Judges 10; Acts 14; Jeremiah 23; Mark 9
much of jeremiah 23 is a denunciation of the “shepherds” destroying and scattering the sheep of God’s pasture (23:1; compare Jer. 10 and meditation for July 14). The long section denouncing the lying prophets (23:9–40) is one of the most penetrating presentations of the differences between true prophets and false in all of holy Scripture. Its pathos is deepened by the asides of the prophet Jeremiah, asides that not only disclose some element of the true prophet but expose Jeremiah’s own heart: “My heart is broken with me; all my bones tremble. I am like a drunken man, like a man overcome by wine, because of the Lord and his holy words” (23:9). The blistering condemnation of dreams that are enthusiastically passed around the circles of the prophets, while these same prophets fail to speak God’s word faithfully (23:25–39), has a contemporary relevance that only the blind could miss.

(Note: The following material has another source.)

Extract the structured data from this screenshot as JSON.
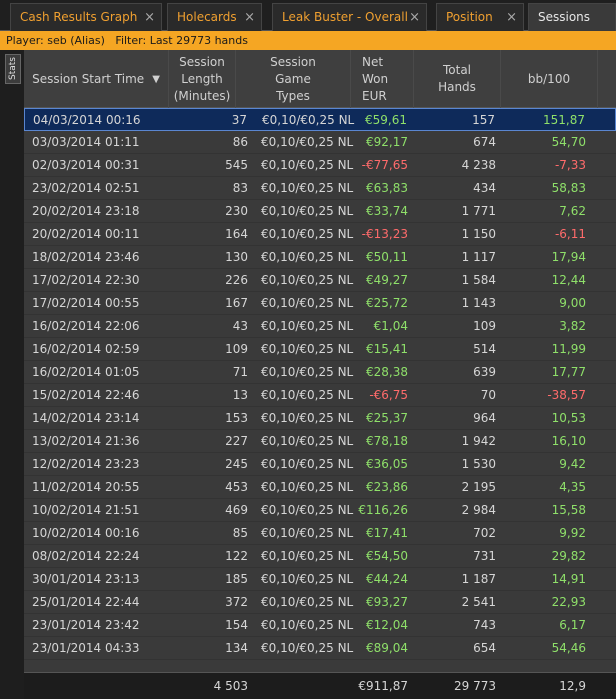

But here I want to focus on the first six verses. In the light of the abysmally immoral and idolatrous kings condemned in the previous chapter, and in the light of the destructive shepherds introduced in this chapter, God presents the ultimate solution. It has three components:
(1) God will destroy the destructive shepherds (23:2). That is a theme we have seen before, and one that takes up a fair bit of this chapter.
(2) More importantly, God himself will gather the remnant of the flock from where they have been scattered, and he will bring them back to their pasture. “I will place shepherds over them who will tend them, and they will no longer be afraid or terrified, nor will any be missing” (23:4), the Lord declares. In other words, the promise of an end to the exile and a return of the remnant is now cast in the categories of a scattered flock being returned to its pasture. But there is also an element of expectation that transcends the historical end of the exile: the Lord himself will provide a quality of “pastors” (i.e., “shepherds”) who will transcend what the people have experienced in the past.
(3) In particular, God “will raise up to David a righteous Branch” (23:5). The Davidic line will be little more than a stump, but a new “Branch” will grow out of it, “a King who will reign wisely and do what is just and right in the land” (23:5). His days will bring safety and salvation for the covenant people of God. “This is the name by which he will be called: The Lord Our Righteousness” (23:6). Just so: for by him, God will be both just and the One who justifies the ungodly, vindicating them by the life and death of the Branch from David’s line (Rom. 3:20–26).
 Carson, D. A. (1998). For the love of God: a daily companion for discovering the riches of God’s Word. (Vol. 2, p. 25). Wheaton, IL: Crossway Books.